#### Data provided

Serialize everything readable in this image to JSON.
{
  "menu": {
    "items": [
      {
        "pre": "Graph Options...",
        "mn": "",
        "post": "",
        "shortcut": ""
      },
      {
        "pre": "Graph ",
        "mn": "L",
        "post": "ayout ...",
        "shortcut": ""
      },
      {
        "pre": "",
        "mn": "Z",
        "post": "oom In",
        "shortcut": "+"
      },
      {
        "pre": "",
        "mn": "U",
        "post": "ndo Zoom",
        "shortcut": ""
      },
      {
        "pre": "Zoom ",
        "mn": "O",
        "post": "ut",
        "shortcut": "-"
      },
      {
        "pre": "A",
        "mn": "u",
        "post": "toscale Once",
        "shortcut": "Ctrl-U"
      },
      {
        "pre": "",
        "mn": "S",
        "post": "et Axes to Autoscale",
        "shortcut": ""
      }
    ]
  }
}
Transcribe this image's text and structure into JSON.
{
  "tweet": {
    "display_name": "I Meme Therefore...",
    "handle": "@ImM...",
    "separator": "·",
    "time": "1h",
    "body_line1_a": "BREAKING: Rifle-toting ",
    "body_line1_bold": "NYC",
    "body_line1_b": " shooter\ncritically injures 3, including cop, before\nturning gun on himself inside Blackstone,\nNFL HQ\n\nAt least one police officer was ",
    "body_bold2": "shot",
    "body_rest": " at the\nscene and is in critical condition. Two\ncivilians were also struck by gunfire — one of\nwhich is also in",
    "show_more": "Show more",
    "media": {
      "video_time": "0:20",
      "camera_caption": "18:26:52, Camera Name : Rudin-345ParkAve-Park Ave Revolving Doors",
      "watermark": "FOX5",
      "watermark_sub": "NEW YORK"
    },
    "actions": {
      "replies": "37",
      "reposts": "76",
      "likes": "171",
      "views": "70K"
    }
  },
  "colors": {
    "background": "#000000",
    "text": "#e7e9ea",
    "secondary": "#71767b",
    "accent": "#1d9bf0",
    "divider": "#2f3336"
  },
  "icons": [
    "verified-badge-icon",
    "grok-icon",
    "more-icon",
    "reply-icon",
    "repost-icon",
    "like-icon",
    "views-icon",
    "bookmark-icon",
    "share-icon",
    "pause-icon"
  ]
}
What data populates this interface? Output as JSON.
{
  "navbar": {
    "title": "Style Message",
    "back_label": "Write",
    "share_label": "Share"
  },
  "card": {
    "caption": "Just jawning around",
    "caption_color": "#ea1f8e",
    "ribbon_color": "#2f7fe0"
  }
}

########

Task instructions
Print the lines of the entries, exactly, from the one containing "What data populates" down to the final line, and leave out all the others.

Output
What data populates this interface? Output as JSON.
{
  "navbar": {
    "title": "Style Message",
    "back_label": "Write",
    "share_label": "Share"
  },
  "card": {
    "caption": "Just jawning around",
    "caption_color": "#ea1f8e",
    "ribbon_color": "#2f7fe0"
  }
}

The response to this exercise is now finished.